#### Problem description:
Give, as a bare number, the count of lines below that contain "name".

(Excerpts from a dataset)
((

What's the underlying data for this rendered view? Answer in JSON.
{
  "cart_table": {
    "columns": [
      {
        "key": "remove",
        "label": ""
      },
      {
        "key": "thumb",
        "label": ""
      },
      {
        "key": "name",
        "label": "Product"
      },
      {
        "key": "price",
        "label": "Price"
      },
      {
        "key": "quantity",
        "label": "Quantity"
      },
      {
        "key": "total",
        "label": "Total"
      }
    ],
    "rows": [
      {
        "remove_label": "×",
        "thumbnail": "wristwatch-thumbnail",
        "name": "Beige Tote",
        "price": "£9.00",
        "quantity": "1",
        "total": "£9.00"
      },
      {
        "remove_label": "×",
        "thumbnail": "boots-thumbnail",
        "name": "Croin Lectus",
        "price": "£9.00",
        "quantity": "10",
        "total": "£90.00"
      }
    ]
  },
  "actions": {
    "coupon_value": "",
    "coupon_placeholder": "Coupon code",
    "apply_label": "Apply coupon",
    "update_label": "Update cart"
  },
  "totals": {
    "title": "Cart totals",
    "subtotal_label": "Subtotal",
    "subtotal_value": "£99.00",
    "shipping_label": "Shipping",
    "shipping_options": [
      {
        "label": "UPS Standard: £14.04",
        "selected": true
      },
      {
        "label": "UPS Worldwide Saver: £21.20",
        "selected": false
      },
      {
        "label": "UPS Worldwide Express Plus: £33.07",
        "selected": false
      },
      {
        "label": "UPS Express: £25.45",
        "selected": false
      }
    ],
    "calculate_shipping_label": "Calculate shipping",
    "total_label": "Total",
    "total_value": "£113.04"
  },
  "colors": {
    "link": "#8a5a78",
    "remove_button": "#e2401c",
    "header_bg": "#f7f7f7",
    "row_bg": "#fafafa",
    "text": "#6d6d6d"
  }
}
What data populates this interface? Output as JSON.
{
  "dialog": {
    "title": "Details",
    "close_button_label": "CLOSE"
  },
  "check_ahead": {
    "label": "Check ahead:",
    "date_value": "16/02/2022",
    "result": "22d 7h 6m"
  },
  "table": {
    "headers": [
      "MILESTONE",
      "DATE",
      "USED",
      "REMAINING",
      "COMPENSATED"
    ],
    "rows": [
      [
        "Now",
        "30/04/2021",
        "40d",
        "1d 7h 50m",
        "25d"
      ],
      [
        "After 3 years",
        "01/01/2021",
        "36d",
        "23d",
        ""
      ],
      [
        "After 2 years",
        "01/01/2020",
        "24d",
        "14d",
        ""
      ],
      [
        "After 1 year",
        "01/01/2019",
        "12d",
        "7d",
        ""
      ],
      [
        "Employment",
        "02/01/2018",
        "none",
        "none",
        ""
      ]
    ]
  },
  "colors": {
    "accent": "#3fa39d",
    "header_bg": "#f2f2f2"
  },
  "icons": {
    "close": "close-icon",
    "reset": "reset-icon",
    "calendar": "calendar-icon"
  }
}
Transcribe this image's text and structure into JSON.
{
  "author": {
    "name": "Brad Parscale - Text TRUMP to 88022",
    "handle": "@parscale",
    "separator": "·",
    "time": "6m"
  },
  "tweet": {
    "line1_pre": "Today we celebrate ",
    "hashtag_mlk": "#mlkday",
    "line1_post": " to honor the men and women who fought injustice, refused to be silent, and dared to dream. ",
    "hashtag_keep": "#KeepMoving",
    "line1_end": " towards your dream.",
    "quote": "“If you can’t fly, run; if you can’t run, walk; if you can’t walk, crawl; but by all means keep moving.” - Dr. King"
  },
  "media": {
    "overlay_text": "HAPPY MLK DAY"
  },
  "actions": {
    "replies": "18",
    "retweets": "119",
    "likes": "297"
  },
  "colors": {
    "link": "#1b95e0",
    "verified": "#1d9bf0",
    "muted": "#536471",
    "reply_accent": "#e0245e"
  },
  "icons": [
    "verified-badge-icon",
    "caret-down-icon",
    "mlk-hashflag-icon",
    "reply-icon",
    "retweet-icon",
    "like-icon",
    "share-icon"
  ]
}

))

#### Exercise answer:
4